I’m sitting in the Portuguese Consulate in Rotterdam today, for what is always an entertaining adventure. While there isn’t an enormous amount of Portuguese flocking to live and work in the Netherlands, there are still enough so that someone is inevitably standing in front of the little teller windows at the consulate trying to work out some complex paperwork issue. And of course, no matter what it involves, everyone winds up sitting around waiting for extended periods of time while things get processed.
My time is used by scanning the waiting room and piecing together the stories. That man has a newborn baby that needs its Portuguese papers, you can tell by how happy yet tired he is. This couple next to me is speaking in English, hers is Dutch accented and his is Brazilian accented; clearly a match made during some temporary situation where he was either studying or working in the Netherlands, now trying to find some citizenship loophole because of his Portuguese grandparents, hence the very long wait and the frustrated look.

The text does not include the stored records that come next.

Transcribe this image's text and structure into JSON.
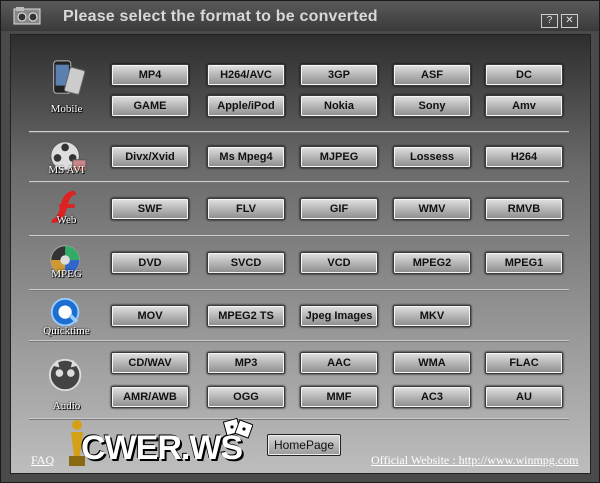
{
  "window": {
    "title": "Please select the format to be converted",
    "help_label": "?",
    "close_label": "✕"
  },
  "groups": [
    {
      "key": "mobile",
      "label": "Mobile",
      "icon": "mobile-phone-icon",
      "rows": [
        [
          "MP4",
          "H264/AVC",
          "3GP",
          "ASF",
          "DC"
        ],
        [
          "GAME",
          "Apple/iPod",
          "Nokia",
          "Sony",
          "Amv"
        ]
      ]
    },
    {
      "key": "msavi",
      "label": "MS AVI",
      "icon": "film-reel-icon",
      "rows": [
        [
          "Divx/Xvid",
          "Ms Mpeg4",
          "MJPEG",
          "Lossess",
          "H264"
        ]
      ]
    },
    {
      "key": "web",
      "label": "Web",
      "icon": "flash-icon",
      "rows": [
        [
          "SWF",
          "FLV",
          "GIF",
          "WMV",
          "RMVB"
        ]
      ]
    },
    {
      "key": "mpeg",
      "label": "MPEG",
      "icon": "disc-icon",
      "rows": [
        [
          "DVD",
          "SVCD",
          "VCD",
          "MPEG2",
          "MPEG1"
        ]
      ]
    },
    {
      "key": "quicktime",
      "label": "Quicktime",
      "icon": "quicktime-icon",
      "rows": [
        [
          "MOV",
          "MPEG2 TS",
          "Jpeg Images",
          "MKV"
        ]
      ]
    },
    {
      "key": "audio",
      "label": "Audio",
      "icon": "napster-cat-icon",
      "rows": [
        [
          "CD/WAV",
          "MP3",
          "AAC",
          "WMA",
          "FLAC"
        ],
        [
          "AMR/AWB",
          "OGG",
          "MMF",
          "AC3",
          "AU"
        ]
      ]
    }
  ],
  "footer": {
    "faq": "FAQ",
    "logo_text": "CWER.WS",
    "homepage": "HomePage",
    "website": "Official Website : http://www.winmpg.com"
  }
}
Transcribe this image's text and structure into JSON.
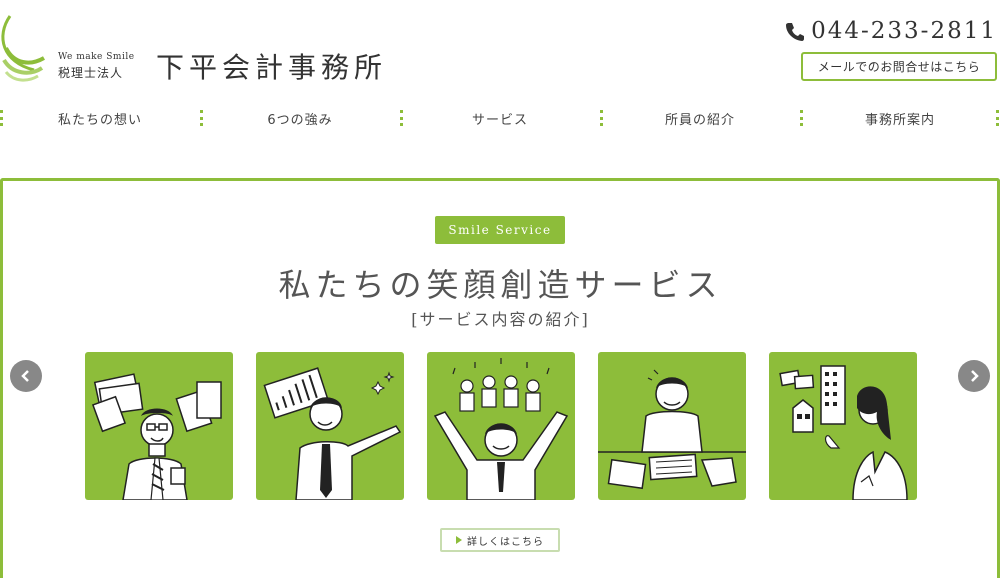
{
  "header": {
    "tagline": "We make Smile",
    "corp_type": "税理士法人",
    "office_name": "下平会計事務所",
    "phone_number": "044-233-2811",
    "mail_button_label": "メールでのお問合せはこちら"
  },
  "nav": {
    "items": [
      "私たちの想い",
      "6つの強み",
      "サービス",
      "所員の紹介",
      "事務所案内"
    ]
  },
  "main": {
    "badge": "Smile Service",
    "title": "私たちの笑顔創造サービス",
    "subtitle": "[サービス内容の紹介]",
    "details_button_label": "詳しくはこちら",
    "tile_illustrations": [
      "accountant-documents-illustration",
      "pointing-chart-illustration",
      "team-celebration-illustration",
      "desk-meeting-illustration",
      "property-consultation-illustration"
    ]
  },
  "colors": {
    "accent_green": "#8dbd3a",
    "arrow_gray": "#888888"
  }
}
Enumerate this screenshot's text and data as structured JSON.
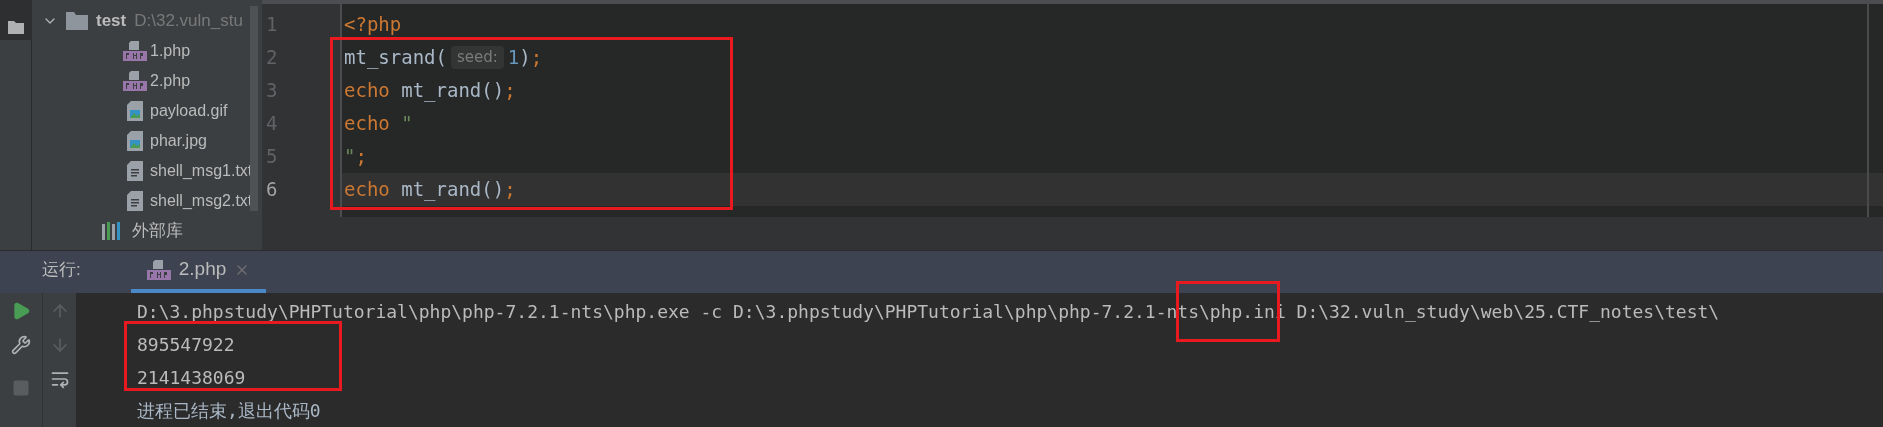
{
  "project_tree": {
    "root": {
      "name": "test",
      "path": "D:\\32.vuln_stu",
      "expanded": true,
      "children": [
        {
          "name": "1.php",
          "kind": "php"
        },
        {
          "name": "2.php",
          "kind": "php"
        },
        {
          "name": "payload.gif",
          "kind": "image"
        },
        {
          "name": "phar.jpg",
          "kind": "image"
        },
        {
          "name": "shell_msg1.txt",
          "kind": "text"
        },
        {
          "name": "shell_msg2.txt",
          "kind": "text"
        }
      ]
    },
    "external_libraries": "外部库"
  },
  "editor": {
    "lines": [
      {
        "number": "1",
        "selected": false,
        "tokens": [
          {
            "kind": "keyword",
            "text": "<?php"
          }
        ]
      },
      {
        "number": "2",
        "selected": false,
        "tokens": [
          {
            "kind": "plain",
            "text": "mt_srand("
          },
          {
            "kind": "hint",
            "text": "seed:"
          },
          {
            "kind": "number",
            "text": "1"
          },
          {
            "kind": "plain",
            "text": ")"
          },
          {
            "kind": "keyword",
            "text": ";"
          }
        ]
      },
      {
        "number": "3",
        "selected": false,
        "tokens": [
          {
            "kind": "keyword",
            "text": "echo"
          },
          {
            "kind": "plain",
            "text": " mt_rand()"
          },
          {
            "kind": "keyword",
            "text": ";"
          }
        ]
      },
      {
        "number": "4",
        "selected": false,
        "tokens": [
          {
            "kind": "keyword",
            "text": "echo"
          },
          {
            "kind": "string",
            "text": " \""
          }
        ]
      },
      {
        "number": "5",
        "selected": false,
        "tokens": [
          {
            "kind": "string",
            "text": "\""
          },
          {
            "kind": "keyword",
            "text": ";"
          }
        ]
      },
      {
        "number": "6",
        "selected": true,
        "tokens": [
          {
            "kind": "keyword",
            "text": "echo"
          },
          {
            "kind": "plain",
            "text": " mt_rand()"
          },
          {
            "kind": "keyword",
            "text": ";"
          }
        ]
      }
    ]
  },
  "run_panel": {
    "label": "运行:",
    "tabs": [
      {
        "label": "2.php",
        "selected": true
      }
    ],
    "output": [
      {
        "kind": "command",
        "text": "D:\\3.phpstudy\\PHPTutorial\\php\\php-7.2.1-nts\\php.exe -c D:\\3.phpstudy\\PHPTutorial\\php\\php-7.2.1-nts\\php.ini D:\\32.vuln_study\\web\\25.CTF_notes\\test\\"
      },
      {
        "kind": "stdout",
        "text": "895547922"
      },
      {
        "kind": "stdout",
        "text": "2141438069"
      },
      {
        "kind": "info",
        "text": "进程已结束,退出代码0"
      }
    ]
  }
}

The case that gets most of my attention is that of the father and his teenage son. Dressed up like any 16 year old emo boy, this one comes complete with studded belt and carefully messed hair. His father seems resigned to handling the details for his slacker son, going through each paper and filling in the info. Apparently his ID was stolen, now comes the painstaking task of proving who he is. But thats not the interesting part… what gets me is that his father is speaking only in Portuguese, as do most people who frequent the consulate. While the son, he keeps answering everything in Dutch. At some point the man behind the glass asks the father “doesn’t he speak Portuguese?” To which the father gives a tired answer, he can, he’s just lazy.
Oh how I remember that. In many ways I was looking in the mirror, only it is a different generation and we’re definitely not in the United States. The boy looked ashamed to be in this room with us. He also seemed like a fish out of water, constantly responding to Portuguese questions in Dutch. Again… the reminders of my own teenage years.
I turned to have a look at the bulletin board and try to stop focusing on this father and son. There I see information about the local Portuguese school. Further down, information about all the different levels of Portuguese language exams. As I read everything over, I realize — I’ve done all these things. I’ve taken all those exams and received the diplomas to prove it.
A feeling of relief and pride came over me. Looking back at the boy I thought to myself, maybe one day he’ll go back to speaking Portuguese. Maybe this is the natural cycle of how a culture lives on and the language of one’s heritage is passed on.
At that moment, I promised myself that if I one day have children here, I too will bring my slacker son or daughter to the teller window, and I’ll answer questions in Portuguese, while he-she will rebel and answer in Dutch….. and it will be ok.